LOS ANGELES (REUTERS) - What impact does an Oscar nomination have on a film's prospects at the box office? Look no further than The Grand Budapest Hotel, a movie released 10 months ago that generated a flurry of phone calls from theatre owners to studio Fox Searchlight on Thursday morning.
Wes Anderson's quirky comedy scored nine Academy Award nods on Thursday, including best picture, raising new interest in a film that for months has been available on DVD and digital formats. The arthouse studio was arranging for overnight shipping to 15 to 30 theatres that requested the film, said Mr Frank Rodriguez, senior vice president and general sales manager for Fox Searchlight, a unit of 21st Century Fox.
"I'm at a loss for words for how happy we are for Budapest," Mr Rodriguez said.
"I don't think Budapest would have gotten any new (theatre) bookings" without the Oscar recognition."

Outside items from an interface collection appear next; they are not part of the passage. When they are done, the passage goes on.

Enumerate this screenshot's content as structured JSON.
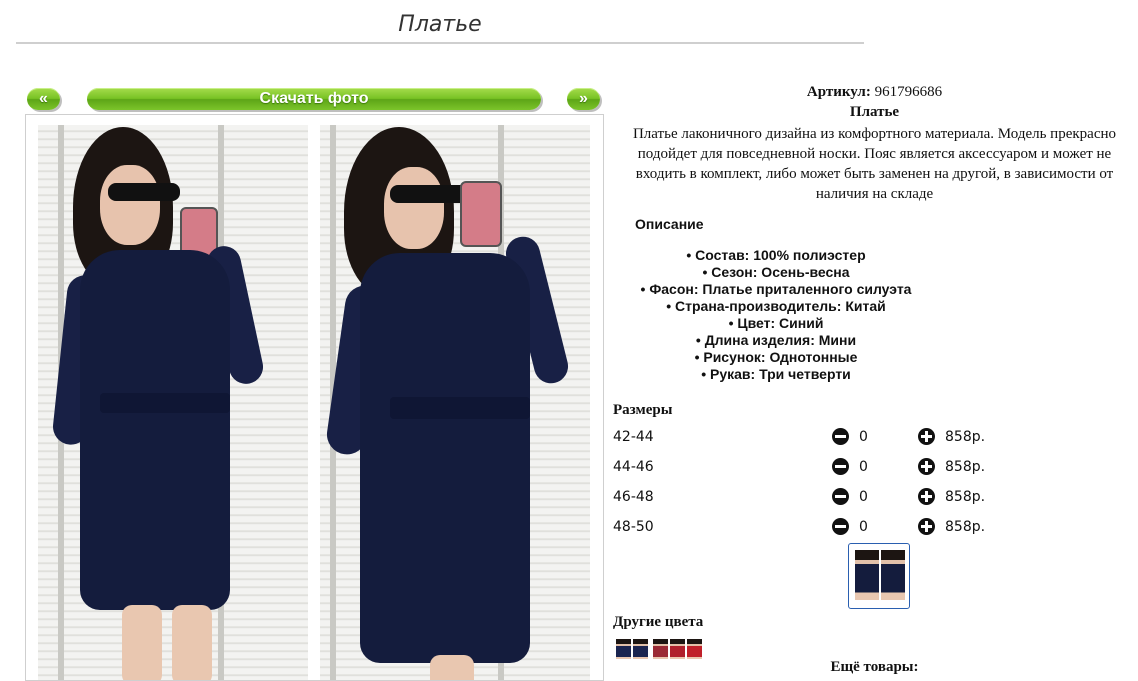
{
  "page": {
    "title": "Платье"
  },
  "nav": {
    "prev": "«",
    "download": "Скачать фото",
    "next": "»"
  },
  "product": {
    "sku_label": "Артикул:",
    "sku": "961796686",
    "name": "Платье",
    "description": "Платье лаконичного дизайна из комфортного материала. Модель прекрасно подойдет для повседневной носки. Пояс является аксессуаром и может не входить в комплект, либо может быть заменен на другой, в зависимости от наличия на складе",
    "description_heading": "Описание",
    "specs": [
      "Состав: 100% полиэстер",
      "Сезон: Осень-весна",
      "Фасон: Платье приталенного силуэта",
      "Страна-производитель: Китай",
      "Цвет: Синий",
      "Длина изделия: Мини",
      "Рисунок: Однотонные",
      "Рукав: Три четверти"
    ]
  },
  "sizes": {
    "heading": "Размеры",
    "rows": [
      {
        "size": "42-44",
        "qty": "0",
        "price": "858р."
      },
      {
        "size": "44-46",
        "qty": "0",
        "price": "858р."
      },
      {
        "size": "46-48",
        "qty": "0",
        "price": "858р."
      },
      {
        "size": "48-50",
        "qty": "0",
        "price": "858р."
      }
    ]
  },
  "other_colors": {
    "heading": "Другие цвета",
    "swatches": [
      "#1b2550",
      "#1b2550",
      "#9b2a35",
      "#b0202c",
      "#c0202a"
    ]
  },
  "more": {
    "heading": "Ещё товары:"
  }
}
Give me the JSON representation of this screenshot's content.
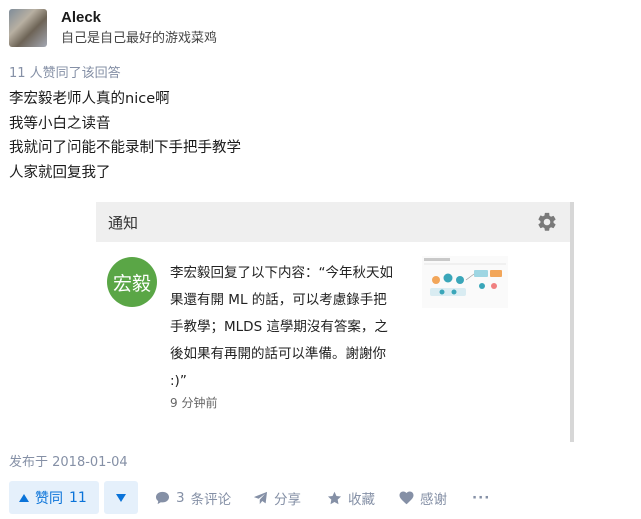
{
  "author": {
    "name": "Aleck",
    "bio": "自己是自己最好的游戏菜鸡"
  },
  "voters_text": "11 人赞同了该回答",
  "content": {
    "lines": [
      "李宏毅老师人真的nice啊",
      "我等小白之读音",
      "我就问了问能不能录制下手把手教学",
      "人家就回复我了"
    ]
  },
  "notification": {
    "title": "通知",
    "sender_avatar_text": "宏毅",
    "message_lines": [
      "李宏毅回复了以下内容：“今年秋天如",
      "果還有開 ML 的話，可以考慮錄手把",
      "手教學；MLDS 這學期沒有答案，之",
      "後如果有再開的話可以準備。謝謝你",
      ":)”"
    ],
    "time": "9 分钟前",
    "settings_icon": "gear-icon"
  },
  "published": "发布于 2018-01-04",
  "actions": {
    "vote_up_label": "赞同",
    "vote_up_count": "11",
    "comment_label": "条评论",
    "comment_count": "3",
    "share_label": "分享",
    "collect_label": "收藏",
    "thanks_label": "感谢",
    "more_label": "···"
  },
  "colors": {
    "accent": "#0a73d9",
    "meta_text": "#8590a6",
    "vote_bg": "#e5f0fb",
    "avatar_green": "#5aa646"
  }
}
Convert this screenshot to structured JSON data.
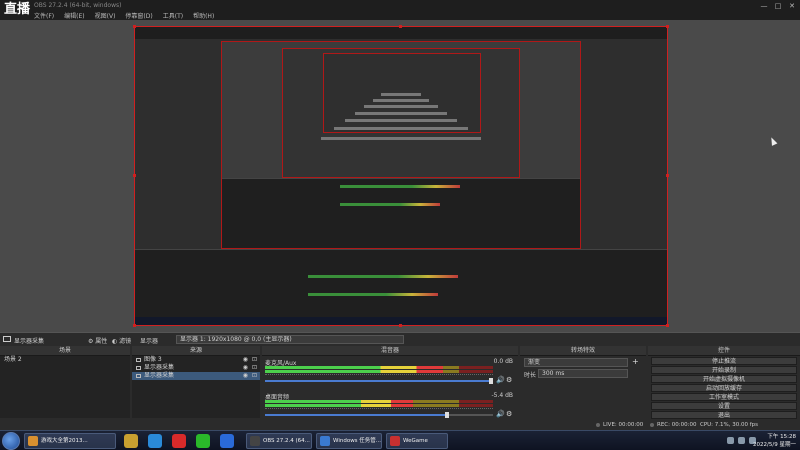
{
  "app": {
    "logo": "直播",
    "title": "OBS 27.2.4 (64-bit, windows)",
    "menus": [
      "文件(F)",
      "编辑(E)",
      "视图(V)",
      "停靠窗(D)",
      "工具(T)",
      "帮助(H)"
    ],
    "window_controls": [
      "—",
      "□",
      "✕"
    ]
  },
  "scene_header": {
    "display_label": "显示器采集",
    "properties_label": "属性",
    "filters_label": "滤镜",
    "source_label": "显示器",
    "screen_value": "显示器 1: 1920x1080 @ 0,0 (主显示器)"
  },
  "docks": {
    "scenes": {
      "title": "场景",
      "items": [
        "场景 2"
      ]
    },
    "sources": {
      "title": "来源",
      "items": [
        {
          "label": "图像 3",
          "selected": false
        },
        {
          "label": "显示器采集",
          "selected": false
        },
        {
          "label": "显示器采集",
          "selected": true
        }
      ]
    },
    "mixer": {
      "title": "混音器",
      "channels": [
        {
          "name": "麦克风/Aux",
          "db": "0.0 dB",
          "level": 0.78,
          "volume": 0.99
        },
        {
          "name": "桌面音频",
          "db": "-5.4 dB",
          "level": 0.65,
          "volume": 0.8
        }
      ]
    },
    "transitions": {
      "title": "转场特效",
      "type_value": "渐变",
      "duration_label": "时长",
      "duration_value": "300 ms"
    },
    "controls": {
      "title": "控件",
      "buttons": [
        "停止推流",
        "开始录制",
        "开始虚拟摄像机",
        "启动回放缓存",
        "工作室模式",
        "设置",
        "退出"
      ]
    },
    "toolbar": {
      "add": "+",
      "remove": "−",
      "config": "⚙",
      "up": "∧",
      "down": "∨"
    }
  },
  "status": {
    "live": "LIVE: 00:00:00",
    "rec": "REC: 00:00:00",
    "cpu": "CPU: 7.1%, 30.00 fps"
  },
  "taskbar": {
    "tasks": [
      {
        "label": "游戏大全第2013...",
        "color": "#d89030"
      },
      {
        "label": "OBS 27.2.4 (64...",
        "color": "#444444"
      },
      {
        "label": "Windows 任务管...",
        "color": "#3a7ad0"
      },
      {
        "label": "WeGame",
        "color": "#c83030"
      }
    ],
    "pinned_colors": [
      "#c8a030",
      "#2a8ad8",
      "#d82a2a",
      "#2ab82a",
      "#2a6ad8"
    ],
    "time": "下午 15:28",
    "date": "2022/5/9 星期一"
  }
}
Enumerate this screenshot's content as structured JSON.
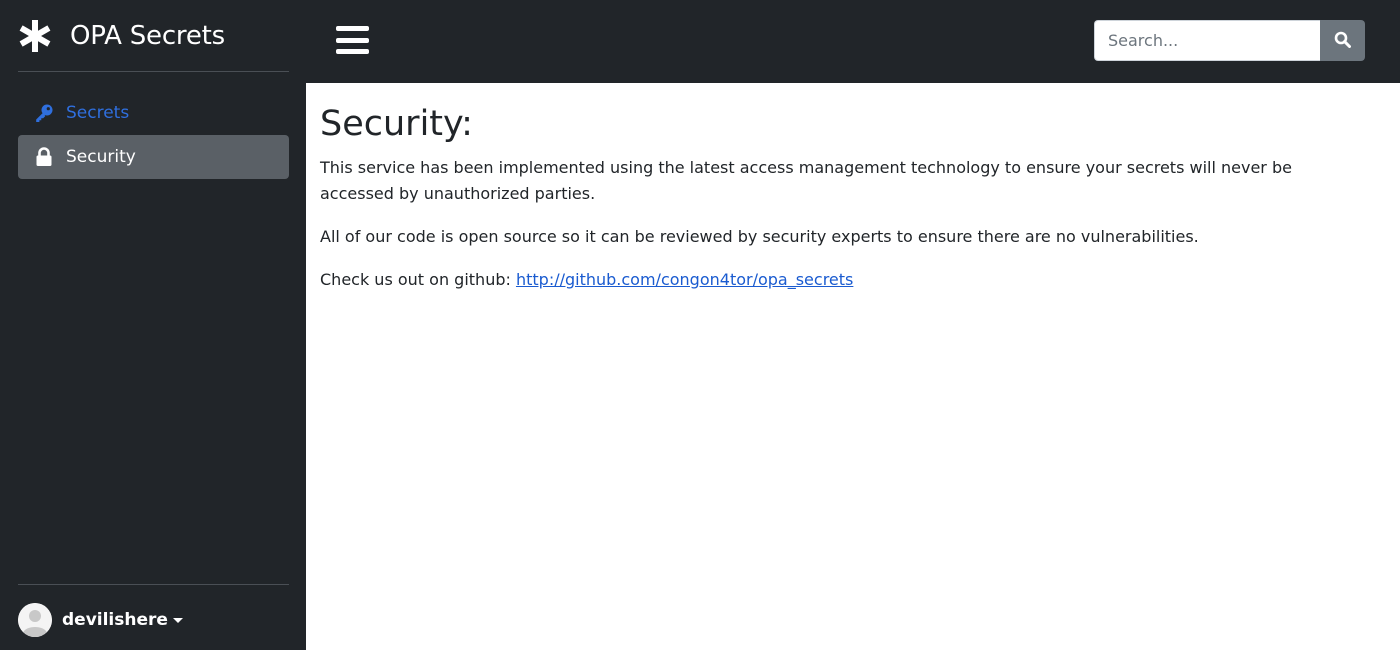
{
  "brand": {
    "title": "OPA Secrets",
    "icon": "asterisk-icon"
  },
  "sidebar": {
    "items": [
      {
        "label": "Secrets",
        "icon": "key-icon",
        "active": false
      },
      {
        "label": "Security",
        "icon": "lock-icon",
        "active": true
      }
    ],
    "user": {
      "name": "devilishere",
      "icon": "user-avatar"
    }
  },
  "topbar": {
    "menu_icon": "hamburger-menu-icon",
    "search": {
      "placeholder": "Search...",
      "value": "",
      "button_icon": "search-icon"
    }
  },
  "main": {
    "title": "Security:",
    "paragraph1": "This service has been implemented using the latest access management technology to ensure your secrets will never be accessed by unauthorized parties.",
    "paragraph2": "All of our code is open source so it can be reviewed by security experts to ensure there are no vulnerabilities.",
    "github_prefix": "Check us out on github: ",
    "github_link": "http://github.com/congon4tor/opa_secrets"
  },
  "colors": {
    "dark_bg": "#212529",
    "active_item": "#5a6066",
    "link_blue": "#2f6fde",
    "search_button": "#6c757d"
  }
}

The film has pulled in US$59 million (S$78 million) at US and Canadian theatres so far, according to tracking firm Rentrak. Theatre owners were also clamouring to schedule surreal satire Birdman, another offbeat Fox Searchlight release that scored nine Oscar nominations.
The film will double its reach this weekend to about 450 theatres, Rodriguez said, and may play in more than 1,000 the following weekend. Fox Searchlight led all Hollywood studios with 20 total Oscar nominations for Birdman, Grand Budapest Hotel and Wild.
Small studio IFC Films had a breakthrough with its first best picture nod for Boyhood, director Richard Linklater's coming-of-age tale filmed over 12 years with the same actors. The studio, a unit of AMC Networks Inc, was founded in 1999 principally to distribute independent movies and documentaries financed by others, such as 2002's My Big Fat Greek Wedding.
Boyhood scored six Oscar nominations, and studio president Jonathan Sehring called 2014 "a landmark year for IFC Films". The film, already available on DVD and on-demand platforms, will play at more than 100 theatres on Friday and expand in coming weeks, Sehring said.
"We feel that there is still a large number of people who haven't yet seen Boyhood and would like to catch it on the big screen," he said.
Oscar voters also delivered good news to Sony Pictures as it recovers from a damaging cyberattack. Its arthouse division, Sony Pictures Classics, collected 18 nominations, the most in its history, for movies including best picture nominees Foxcatcher and Whiplash.
The Weinstein Company, lauded for running successful Oscar campaigns, is again in the running with eight nominations for World War II biopic The Imitation Game.
None of the best picture contenders has yet reached blockbuster status in the United States and Canada. American Sniper, from Time Warner's Warner Bros, appears poised to enjoy an Oscar boost as it expands nationwide and could eventually haul in US$100 million domestically, said Paul Dergarabedian, Rentrak senior media analyst.
"For those films still in theatres, this opens up a whole new world to them," he said.